● **HOW TO COMPLETE THIS TASK**
Please find every line in the entries below that contains the string "pxelinux", and copy it.

>>>

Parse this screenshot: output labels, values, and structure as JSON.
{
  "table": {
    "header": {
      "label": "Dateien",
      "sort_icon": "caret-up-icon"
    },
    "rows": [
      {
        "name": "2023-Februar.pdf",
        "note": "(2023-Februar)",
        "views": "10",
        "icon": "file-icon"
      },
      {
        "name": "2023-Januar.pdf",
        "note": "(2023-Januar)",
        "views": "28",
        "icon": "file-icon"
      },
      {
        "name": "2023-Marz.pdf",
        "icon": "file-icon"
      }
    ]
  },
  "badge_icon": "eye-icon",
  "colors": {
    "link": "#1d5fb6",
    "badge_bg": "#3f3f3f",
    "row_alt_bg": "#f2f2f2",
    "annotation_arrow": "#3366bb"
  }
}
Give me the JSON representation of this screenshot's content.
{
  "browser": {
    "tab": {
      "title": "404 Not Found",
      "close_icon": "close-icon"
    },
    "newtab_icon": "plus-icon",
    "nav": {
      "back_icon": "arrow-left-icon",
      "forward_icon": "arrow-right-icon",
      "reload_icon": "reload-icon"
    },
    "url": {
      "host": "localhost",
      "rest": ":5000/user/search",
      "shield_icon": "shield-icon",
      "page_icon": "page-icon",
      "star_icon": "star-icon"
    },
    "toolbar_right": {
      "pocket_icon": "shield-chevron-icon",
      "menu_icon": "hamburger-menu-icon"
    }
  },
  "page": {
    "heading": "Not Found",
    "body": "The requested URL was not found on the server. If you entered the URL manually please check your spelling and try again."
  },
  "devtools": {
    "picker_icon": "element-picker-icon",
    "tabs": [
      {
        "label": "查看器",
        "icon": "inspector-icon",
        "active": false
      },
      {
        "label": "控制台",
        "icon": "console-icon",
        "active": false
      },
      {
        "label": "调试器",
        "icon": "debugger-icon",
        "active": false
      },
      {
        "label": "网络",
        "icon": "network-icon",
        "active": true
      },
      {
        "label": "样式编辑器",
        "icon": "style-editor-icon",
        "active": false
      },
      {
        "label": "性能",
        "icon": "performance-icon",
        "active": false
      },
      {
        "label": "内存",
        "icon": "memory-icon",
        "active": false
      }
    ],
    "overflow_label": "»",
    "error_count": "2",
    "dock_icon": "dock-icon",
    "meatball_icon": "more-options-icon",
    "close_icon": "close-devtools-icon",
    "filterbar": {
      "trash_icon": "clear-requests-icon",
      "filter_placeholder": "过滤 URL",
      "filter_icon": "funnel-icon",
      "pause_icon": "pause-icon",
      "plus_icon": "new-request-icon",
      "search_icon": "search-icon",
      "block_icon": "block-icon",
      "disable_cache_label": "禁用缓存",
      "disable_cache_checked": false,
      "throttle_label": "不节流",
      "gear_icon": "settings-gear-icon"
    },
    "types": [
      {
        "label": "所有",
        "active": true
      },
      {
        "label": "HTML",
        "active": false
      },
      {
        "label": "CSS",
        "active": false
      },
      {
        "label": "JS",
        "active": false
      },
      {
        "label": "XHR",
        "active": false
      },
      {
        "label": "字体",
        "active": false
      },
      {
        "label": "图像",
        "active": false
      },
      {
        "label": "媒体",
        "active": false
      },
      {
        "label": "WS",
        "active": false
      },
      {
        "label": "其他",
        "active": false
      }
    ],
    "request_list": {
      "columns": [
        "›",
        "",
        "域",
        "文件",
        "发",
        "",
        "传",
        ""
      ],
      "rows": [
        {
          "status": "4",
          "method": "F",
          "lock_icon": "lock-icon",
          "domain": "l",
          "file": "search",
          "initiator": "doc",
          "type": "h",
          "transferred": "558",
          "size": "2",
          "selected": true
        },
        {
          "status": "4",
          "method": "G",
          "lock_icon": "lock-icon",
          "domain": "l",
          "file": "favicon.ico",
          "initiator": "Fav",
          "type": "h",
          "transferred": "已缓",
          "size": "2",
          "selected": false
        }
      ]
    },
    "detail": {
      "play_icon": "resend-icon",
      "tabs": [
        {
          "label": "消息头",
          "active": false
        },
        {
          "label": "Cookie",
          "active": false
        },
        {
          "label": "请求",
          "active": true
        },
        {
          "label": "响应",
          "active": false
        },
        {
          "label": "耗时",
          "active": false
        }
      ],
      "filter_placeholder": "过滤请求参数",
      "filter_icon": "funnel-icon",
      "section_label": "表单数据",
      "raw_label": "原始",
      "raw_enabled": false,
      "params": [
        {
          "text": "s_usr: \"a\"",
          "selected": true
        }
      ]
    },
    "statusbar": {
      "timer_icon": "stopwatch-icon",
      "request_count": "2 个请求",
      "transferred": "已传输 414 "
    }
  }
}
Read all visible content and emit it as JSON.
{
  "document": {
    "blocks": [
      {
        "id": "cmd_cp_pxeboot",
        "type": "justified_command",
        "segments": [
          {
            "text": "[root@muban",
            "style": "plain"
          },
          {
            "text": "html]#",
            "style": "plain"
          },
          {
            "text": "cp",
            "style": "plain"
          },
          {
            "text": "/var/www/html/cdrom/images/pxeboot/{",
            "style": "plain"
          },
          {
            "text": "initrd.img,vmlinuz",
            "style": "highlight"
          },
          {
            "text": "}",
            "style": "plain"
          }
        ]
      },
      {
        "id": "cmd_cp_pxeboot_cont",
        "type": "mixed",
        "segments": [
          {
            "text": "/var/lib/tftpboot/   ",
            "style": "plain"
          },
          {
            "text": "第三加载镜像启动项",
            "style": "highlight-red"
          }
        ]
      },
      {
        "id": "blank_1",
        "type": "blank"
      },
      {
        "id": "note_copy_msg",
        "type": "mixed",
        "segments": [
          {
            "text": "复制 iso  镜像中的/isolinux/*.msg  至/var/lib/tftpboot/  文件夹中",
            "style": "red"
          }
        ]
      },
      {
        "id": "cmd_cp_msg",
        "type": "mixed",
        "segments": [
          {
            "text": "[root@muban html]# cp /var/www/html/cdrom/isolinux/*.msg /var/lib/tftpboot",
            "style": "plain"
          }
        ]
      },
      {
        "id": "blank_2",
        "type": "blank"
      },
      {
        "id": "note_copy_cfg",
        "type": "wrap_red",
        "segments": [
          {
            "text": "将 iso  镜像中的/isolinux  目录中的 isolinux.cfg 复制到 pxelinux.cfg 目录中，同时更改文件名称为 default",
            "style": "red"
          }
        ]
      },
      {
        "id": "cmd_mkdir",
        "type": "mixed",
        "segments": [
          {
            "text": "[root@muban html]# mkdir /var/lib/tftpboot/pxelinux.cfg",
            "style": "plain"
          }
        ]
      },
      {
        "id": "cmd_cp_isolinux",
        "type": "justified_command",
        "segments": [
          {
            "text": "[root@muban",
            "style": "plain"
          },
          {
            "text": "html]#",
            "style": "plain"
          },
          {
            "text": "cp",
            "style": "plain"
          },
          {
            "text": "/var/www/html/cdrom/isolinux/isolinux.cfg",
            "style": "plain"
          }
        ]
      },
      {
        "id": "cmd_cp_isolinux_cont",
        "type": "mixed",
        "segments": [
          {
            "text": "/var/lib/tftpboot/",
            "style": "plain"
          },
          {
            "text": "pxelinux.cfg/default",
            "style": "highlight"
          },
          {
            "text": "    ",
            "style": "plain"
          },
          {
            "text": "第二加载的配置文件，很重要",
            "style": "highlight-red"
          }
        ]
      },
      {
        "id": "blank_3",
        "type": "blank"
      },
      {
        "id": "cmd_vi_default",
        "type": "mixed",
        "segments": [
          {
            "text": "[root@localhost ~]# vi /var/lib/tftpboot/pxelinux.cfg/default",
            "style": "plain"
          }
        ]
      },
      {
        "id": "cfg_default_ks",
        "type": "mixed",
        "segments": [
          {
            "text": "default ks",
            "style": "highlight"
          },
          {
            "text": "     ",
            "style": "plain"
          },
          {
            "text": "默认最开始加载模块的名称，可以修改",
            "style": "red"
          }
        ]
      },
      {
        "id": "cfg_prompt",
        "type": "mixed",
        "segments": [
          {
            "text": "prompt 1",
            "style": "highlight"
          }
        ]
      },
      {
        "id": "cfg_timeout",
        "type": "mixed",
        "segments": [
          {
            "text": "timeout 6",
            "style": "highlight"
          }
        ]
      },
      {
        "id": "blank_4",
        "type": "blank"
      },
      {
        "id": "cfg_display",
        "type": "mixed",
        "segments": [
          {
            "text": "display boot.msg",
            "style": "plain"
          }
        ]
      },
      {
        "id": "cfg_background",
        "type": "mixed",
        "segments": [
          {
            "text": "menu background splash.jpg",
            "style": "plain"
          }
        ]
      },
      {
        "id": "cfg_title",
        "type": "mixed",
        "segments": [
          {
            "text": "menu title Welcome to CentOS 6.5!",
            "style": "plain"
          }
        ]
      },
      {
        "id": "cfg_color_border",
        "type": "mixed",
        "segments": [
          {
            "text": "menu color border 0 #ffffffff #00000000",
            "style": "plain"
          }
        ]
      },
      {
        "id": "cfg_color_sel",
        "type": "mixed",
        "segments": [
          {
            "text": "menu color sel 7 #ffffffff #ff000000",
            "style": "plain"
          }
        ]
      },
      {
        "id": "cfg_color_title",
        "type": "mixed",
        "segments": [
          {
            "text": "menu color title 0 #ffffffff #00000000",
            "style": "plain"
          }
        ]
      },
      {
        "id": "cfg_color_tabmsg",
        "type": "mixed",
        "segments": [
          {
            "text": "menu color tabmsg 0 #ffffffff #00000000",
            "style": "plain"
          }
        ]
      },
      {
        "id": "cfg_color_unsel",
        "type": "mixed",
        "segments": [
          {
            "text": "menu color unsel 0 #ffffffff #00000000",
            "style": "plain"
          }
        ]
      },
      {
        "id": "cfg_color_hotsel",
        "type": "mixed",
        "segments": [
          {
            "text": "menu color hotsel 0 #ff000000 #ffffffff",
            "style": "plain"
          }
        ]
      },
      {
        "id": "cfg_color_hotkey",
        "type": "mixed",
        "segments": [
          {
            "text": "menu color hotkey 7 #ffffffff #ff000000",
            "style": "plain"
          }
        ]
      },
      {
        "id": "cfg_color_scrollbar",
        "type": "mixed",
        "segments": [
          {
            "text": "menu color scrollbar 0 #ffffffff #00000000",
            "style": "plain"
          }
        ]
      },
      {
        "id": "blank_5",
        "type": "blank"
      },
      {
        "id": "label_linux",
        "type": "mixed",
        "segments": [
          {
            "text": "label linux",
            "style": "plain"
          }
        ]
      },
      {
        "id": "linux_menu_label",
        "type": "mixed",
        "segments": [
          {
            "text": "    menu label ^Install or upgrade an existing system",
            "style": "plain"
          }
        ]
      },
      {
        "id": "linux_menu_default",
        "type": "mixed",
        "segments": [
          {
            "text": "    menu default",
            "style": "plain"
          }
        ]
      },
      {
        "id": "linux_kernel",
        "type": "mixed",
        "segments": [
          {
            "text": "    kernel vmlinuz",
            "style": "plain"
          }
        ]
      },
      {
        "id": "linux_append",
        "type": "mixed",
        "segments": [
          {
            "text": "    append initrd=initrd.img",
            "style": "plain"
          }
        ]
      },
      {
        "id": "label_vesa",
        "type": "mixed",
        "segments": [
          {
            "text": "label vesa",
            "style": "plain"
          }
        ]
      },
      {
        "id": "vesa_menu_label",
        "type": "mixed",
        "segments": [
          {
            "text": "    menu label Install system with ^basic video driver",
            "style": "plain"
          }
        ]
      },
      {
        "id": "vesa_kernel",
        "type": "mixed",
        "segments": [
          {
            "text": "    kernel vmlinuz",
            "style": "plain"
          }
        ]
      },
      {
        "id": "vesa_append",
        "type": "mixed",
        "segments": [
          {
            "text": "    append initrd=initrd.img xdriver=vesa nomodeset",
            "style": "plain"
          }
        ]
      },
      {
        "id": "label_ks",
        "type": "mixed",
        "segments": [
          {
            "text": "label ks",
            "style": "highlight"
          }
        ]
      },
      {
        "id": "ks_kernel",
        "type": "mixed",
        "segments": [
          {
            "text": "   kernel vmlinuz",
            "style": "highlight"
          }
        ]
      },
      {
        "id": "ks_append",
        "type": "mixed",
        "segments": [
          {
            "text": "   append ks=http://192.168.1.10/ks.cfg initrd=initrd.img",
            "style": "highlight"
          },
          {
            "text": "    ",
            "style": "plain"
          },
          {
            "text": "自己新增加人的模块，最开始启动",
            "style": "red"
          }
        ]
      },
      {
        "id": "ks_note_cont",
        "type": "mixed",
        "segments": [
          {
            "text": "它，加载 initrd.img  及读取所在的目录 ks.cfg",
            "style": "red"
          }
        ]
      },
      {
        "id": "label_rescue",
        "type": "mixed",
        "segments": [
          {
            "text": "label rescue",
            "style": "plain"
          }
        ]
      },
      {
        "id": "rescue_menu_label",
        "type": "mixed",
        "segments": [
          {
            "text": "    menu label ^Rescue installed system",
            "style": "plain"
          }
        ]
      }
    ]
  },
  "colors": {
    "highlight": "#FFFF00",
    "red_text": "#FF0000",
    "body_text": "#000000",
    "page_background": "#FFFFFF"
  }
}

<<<

● **EXERCISE RESPONSE**
            "text": "将 iso  镜像中的/isolinux  目录中的 isolinux.cfg 复制到 pxelinux.cfg 目录中，同时更改文件名称为 default",
            "text": "[root@muban html]# mkdir /var/lib/tftpboot/pxelinux.cfg",
            "text": "pxelinux.cfg/default",
            "text": "[root@localhost ~]# vi /var/lib/tftpboot/pxelinux.cfg/default",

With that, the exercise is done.